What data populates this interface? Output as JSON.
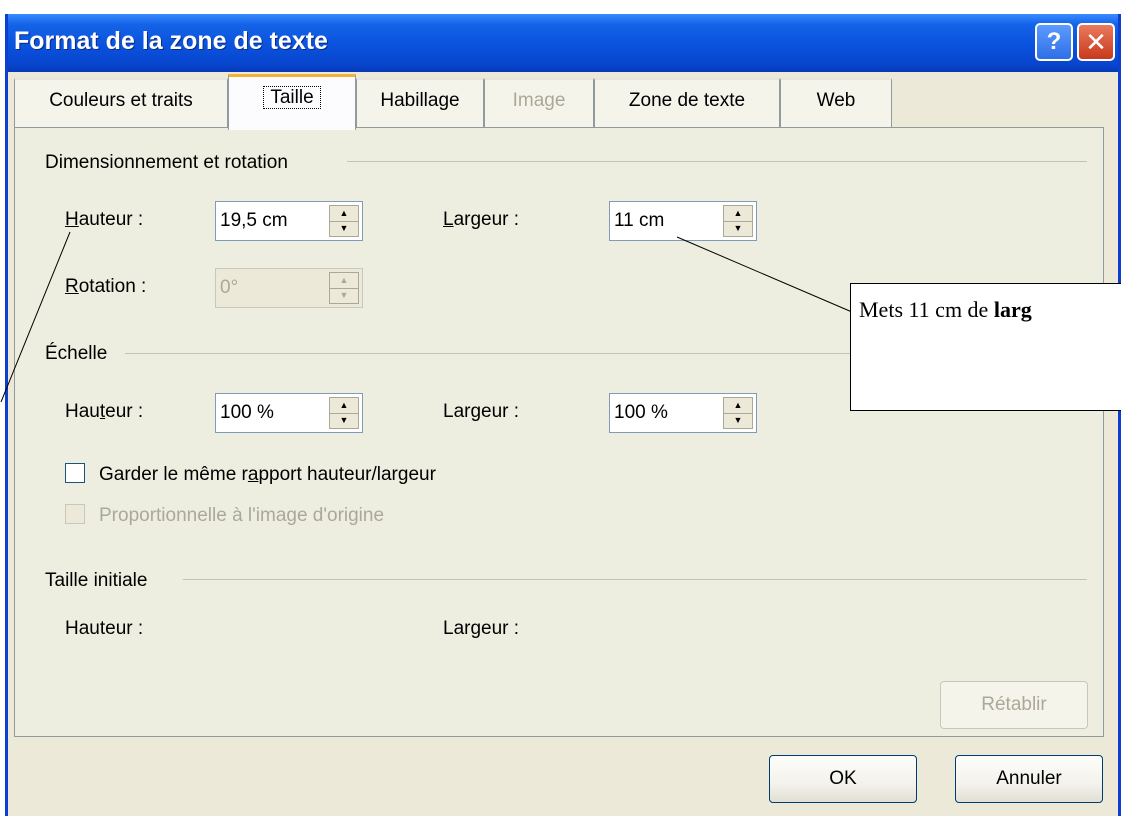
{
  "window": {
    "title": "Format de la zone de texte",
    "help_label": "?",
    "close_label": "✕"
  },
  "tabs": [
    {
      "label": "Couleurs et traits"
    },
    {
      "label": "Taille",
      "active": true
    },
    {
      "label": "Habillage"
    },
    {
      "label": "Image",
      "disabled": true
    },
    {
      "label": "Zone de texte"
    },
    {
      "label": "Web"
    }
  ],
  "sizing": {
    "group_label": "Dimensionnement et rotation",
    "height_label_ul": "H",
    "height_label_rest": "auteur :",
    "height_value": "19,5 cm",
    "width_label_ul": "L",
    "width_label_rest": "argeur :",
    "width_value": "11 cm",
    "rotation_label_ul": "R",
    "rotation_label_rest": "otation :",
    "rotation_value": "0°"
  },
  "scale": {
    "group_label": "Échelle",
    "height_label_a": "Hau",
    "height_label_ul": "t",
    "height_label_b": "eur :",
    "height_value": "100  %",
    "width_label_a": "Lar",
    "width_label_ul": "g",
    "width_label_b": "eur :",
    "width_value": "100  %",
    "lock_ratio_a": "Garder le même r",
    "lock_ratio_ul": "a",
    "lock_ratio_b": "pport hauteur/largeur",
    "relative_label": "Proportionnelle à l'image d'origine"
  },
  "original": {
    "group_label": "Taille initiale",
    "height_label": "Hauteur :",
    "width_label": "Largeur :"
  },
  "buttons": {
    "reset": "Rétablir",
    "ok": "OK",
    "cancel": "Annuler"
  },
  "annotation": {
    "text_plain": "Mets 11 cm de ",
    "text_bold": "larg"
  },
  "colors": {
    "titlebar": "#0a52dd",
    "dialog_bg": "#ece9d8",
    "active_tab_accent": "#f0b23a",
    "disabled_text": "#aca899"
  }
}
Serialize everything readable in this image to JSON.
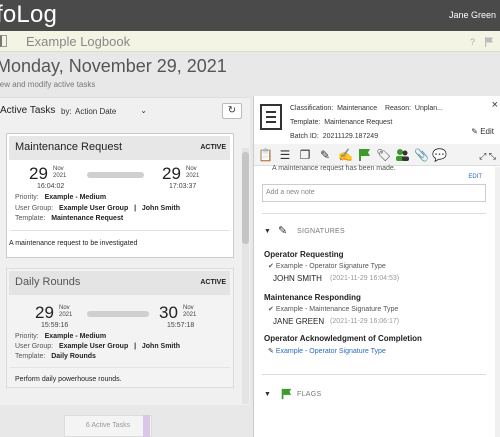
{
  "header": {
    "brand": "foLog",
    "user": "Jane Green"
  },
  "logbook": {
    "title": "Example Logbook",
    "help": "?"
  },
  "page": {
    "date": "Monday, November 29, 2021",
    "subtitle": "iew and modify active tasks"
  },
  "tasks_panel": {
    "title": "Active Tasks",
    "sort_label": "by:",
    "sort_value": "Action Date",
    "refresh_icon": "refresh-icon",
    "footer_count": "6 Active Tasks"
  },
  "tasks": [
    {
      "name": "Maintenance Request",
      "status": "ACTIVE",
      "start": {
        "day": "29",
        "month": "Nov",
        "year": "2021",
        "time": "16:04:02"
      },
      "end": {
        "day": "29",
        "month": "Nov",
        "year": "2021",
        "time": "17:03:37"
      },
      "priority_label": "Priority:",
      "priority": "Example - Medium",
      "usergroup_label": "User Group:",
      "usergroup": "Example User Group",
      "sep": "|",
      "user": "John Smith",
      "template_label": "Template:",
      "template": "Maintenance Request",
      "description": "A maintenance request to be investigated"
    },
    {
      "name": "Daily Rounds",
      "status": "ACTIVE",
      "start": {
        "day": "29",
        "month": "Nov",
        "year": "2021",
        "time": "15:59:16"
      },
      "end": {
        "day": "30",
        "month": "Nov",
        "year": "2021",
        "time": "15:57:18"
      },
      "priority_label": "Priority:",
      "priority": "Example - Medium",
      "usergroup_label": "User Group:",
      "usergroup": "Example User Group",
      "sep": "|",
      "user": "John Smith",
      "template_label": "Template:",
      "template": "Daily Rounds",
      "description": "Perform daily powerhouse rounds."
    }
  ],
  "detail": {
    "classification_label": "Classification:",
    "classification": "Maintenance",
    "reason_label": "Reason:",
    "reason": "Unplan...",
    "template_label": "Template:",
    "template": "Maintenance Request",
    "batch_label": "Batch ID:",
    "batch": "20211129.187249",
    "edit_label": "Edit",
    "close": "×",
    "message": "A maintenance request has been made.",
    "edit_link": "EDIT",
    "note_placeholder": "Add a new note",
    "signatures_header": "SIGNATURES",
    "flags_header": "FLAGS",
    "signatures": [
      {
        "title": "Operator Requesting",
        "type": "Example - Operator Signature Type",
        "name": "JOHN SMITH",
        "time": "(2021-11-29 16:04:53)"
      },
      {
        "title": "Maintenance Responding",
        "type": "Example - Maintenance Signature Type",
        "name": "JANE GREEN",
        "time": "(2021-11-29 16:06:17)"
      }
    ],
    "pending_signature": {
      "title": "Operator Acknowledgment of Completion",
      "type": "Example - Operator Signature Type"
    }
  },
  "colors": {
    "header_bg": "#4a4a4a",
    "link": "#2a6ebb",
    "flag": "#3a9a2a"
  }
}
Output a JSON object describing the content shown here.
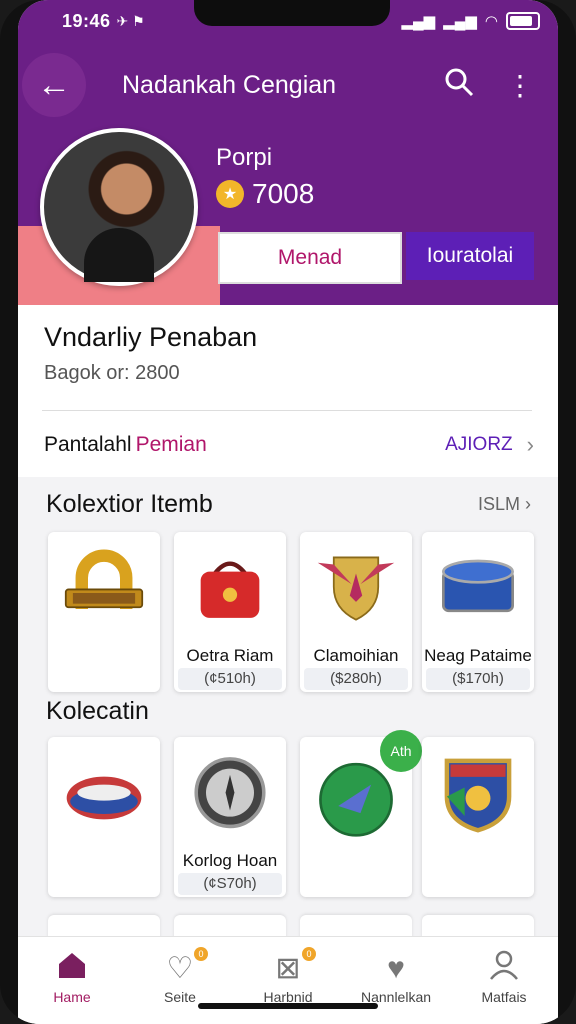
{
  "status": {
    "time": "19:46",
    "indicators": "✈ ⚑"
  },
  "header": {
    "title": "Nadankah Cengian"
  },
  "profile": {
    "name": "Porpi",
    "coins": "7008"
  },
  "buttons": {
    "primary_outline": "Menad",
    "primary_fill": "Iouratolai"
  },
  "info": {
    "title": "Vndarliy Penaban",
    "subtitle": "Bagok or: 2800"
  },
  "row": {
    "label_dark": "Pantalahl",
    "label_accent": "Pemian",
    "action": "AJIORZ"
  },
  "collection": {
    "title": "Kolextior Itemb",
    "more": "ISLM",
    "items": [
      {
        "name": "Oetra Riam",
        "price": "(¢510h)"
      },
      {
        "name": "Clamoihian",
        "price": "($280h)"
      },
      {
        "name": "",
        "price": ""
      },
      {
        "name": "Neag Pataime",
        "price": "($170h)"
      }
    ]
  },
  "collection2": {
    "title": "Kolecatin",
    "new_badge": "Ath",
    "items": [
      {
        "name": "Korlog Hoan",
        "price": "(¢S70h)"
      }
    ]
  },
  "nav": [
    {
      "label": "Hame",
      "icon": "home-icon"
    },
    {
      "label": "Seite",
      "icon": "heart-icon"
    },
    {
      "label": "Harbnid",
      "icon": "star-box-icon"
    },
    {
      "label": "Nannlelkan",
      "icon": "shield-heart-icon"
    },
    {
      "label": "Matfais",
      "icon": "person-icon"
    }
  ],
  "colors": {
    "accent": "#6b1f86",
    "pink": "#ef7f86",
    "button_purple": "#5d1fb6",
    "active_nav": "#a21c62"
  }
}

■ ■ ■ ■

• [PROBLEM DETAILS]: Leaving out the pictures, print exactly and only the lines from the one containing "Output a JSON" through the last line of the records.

• [RESPONSE TO THIS TASK]:
Output a JSON object describing the content shown here.
{
  "status": {
    "time": "19:46",
    "indicators": "✈ ⚑"
  },
  "header": {
    "title": "Nadankah Cengian"
  },
  "profile": {
    "name": "Porpi",
    "coins": "7008"
  },
  "buttons": {
    "primary_outline": "Menad",
    "primary_fill": "Iouratolai"
  },
  "info": {
    "title": "Vndarliy Penaban",
    "subtitle": "Bagok or: 2800"
  },
  "row": {
    "label_dark": "Pantalahl",
    "label_accent": "Pemian",
    "action": "AJIORZ"
  },
  "collection": {
    "title": "Kolextior Itemb",
    "more": "ISLM",
    "items": [
      {
        "name": "Oetra Riam",
        "price": "(¢510h)"
      },
      {
        "name": "Clamoihian",
        "price": "($280h)"
      },
      {
        "name": "",
        "price": ""
      },
      {
        "name": "Neag Pataime",
        "price": "($170h)"
      }
    ]
  },
  "collection2": {
    "title": "Kolecatin",
    "new_badge": "Ath",
    "items": [
      {
        "name": "Korlog Hoan",
        "price": "(¢S70h)"
      }
    ]
  },
  "nav": [
    {
      "label": "Hame",
      "icon": "home-icon"
    },
    {
      "label": "Seite",
      "icon": "heart-icon"
    },
    {
      "label": "Harbnid",
      "icon": "star-box-icon"
    },
    {
      "label": "Nannlelkan",
      "icon": "shield-heart-icon"
    },
    {
      "label": "Matfais",
      "icon": "person-icon"
    }
  ],
  "colors": {
    "accent": "#6b1f86",
    "pink": "#ef7f86",
    "button_purple": "#5d1fb6",
    "active_nav": "#a21c62"
  }
}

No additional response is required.